Noise-infected Aussie five-piece Whitehorse specialize in the kind of death/doom that’s so lurching and massive in its brown metal tonality that it sounds slow even on the few occasions the band decides to speed things up. The Melbourne, Victoria, group have released enough live albums and EPs since 2005 to be called prolific, but the sludge-grooving Progression (Sweat Lung Records) is only their second full-length in that time, following a 2007 self-titled released by 20 Buck Spin. At a vinyl-ready 38 minutes, Progression is preceded in 2011 by the Document: 250407 EP, and a split with Rhode Island avant doomers The Body has already followed, but the album was clearly made to stand on its own, and it does, inflicting its dreary, darkened atmospherics well beyond the point of oppression. Whitehorse – guitarist Adrian Naudi (ex-The Berzerker), bassist Pete McLean, drummer Dan McKay, noise-maker David Coen and vocalist Peter Hyde – delve into the depths of viciousness, the ultra-slow riffing providing some groove that, again, is more prominent in the faster stretches, but still holds firm to some doom-based ideals and sets a firm ground for Hyde to launch his all-out brutal vocal assault in the forms of death growls and blackened metal screams that play well off each other on songs like the later “Time Worm Regression.”
Nothing polarizes quite like harsh vocals. Some people just can’t take it. I’m not one of them.

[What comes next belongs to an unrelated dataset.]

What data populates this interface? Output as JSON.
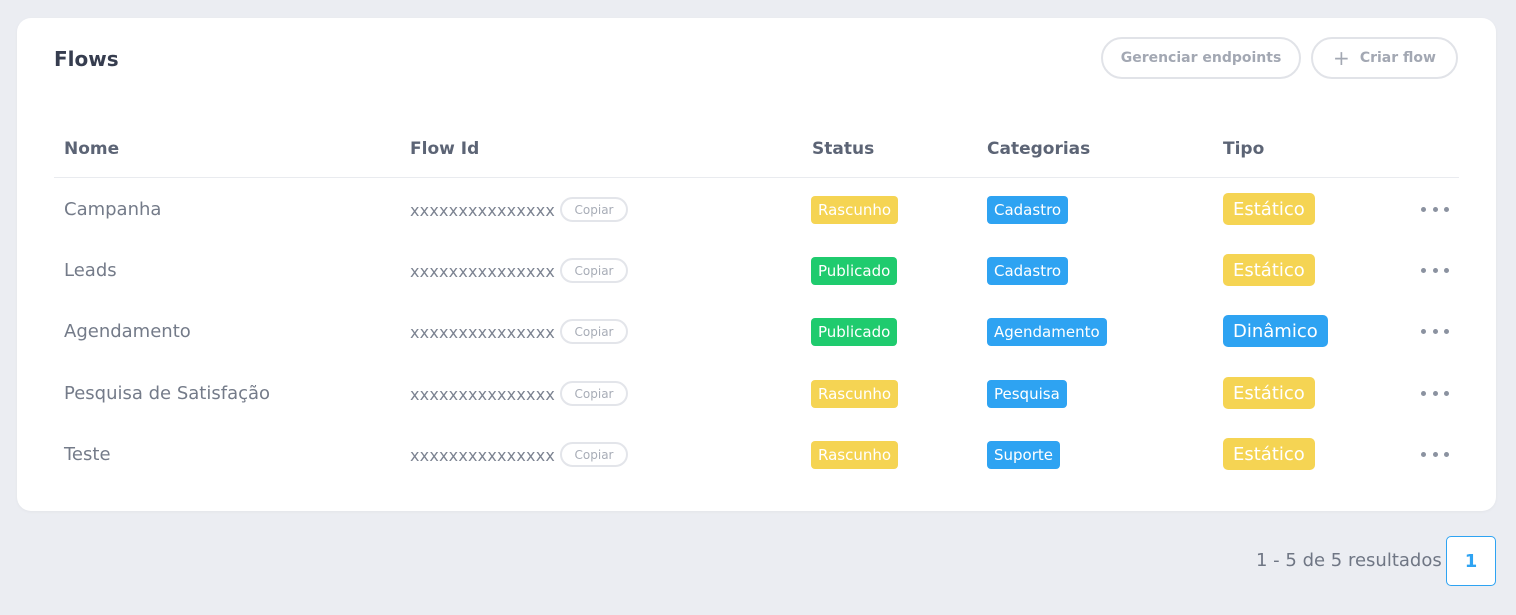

If you can scream or growl effectively, fit with the rhythm and the atmosphere set by the music, then I’m all for it, and as far as that goes, Hyde has a handle on both technique and presentation. His growls echo over McKay’s crashes and the thudding riffs of Naudi and McLean, sounding disenfranchised and inhuman at the same time. Given Australia’s history of death/doom (dISEMBOWELMENT walks by and waves), Whitehorse aren’t exactly innovative, but they do what they do well, and Coen’s added noises and electronics do much to distinguish the band from others of their ilk. At their heart, they are unrelentingly heavy, and as the five tracks of Progression – “Mechanical Disintegration,” “Progression,” “Control, Annihilate,” “Time Worn Regression” and “Remains Unknown” – play out, Whitehorse’s blend of sludge and death/doom becomes even more effective, until finally the same plodding drums that introduced “Mechanical Disintegration” lead the way out of the 10:45 “Remains Unknown.” Hyde is a big part of that heaviness, since he never wavers in the filthiness of his approach, but each member of the band plays a part, including Coen, whose presence is immediately felt on the opener, playing off McKay’s drums with echoing rhythmically-timed noises of his own. There is a sense of foreboding about the opening of Progression, and Coen is a big factor in it.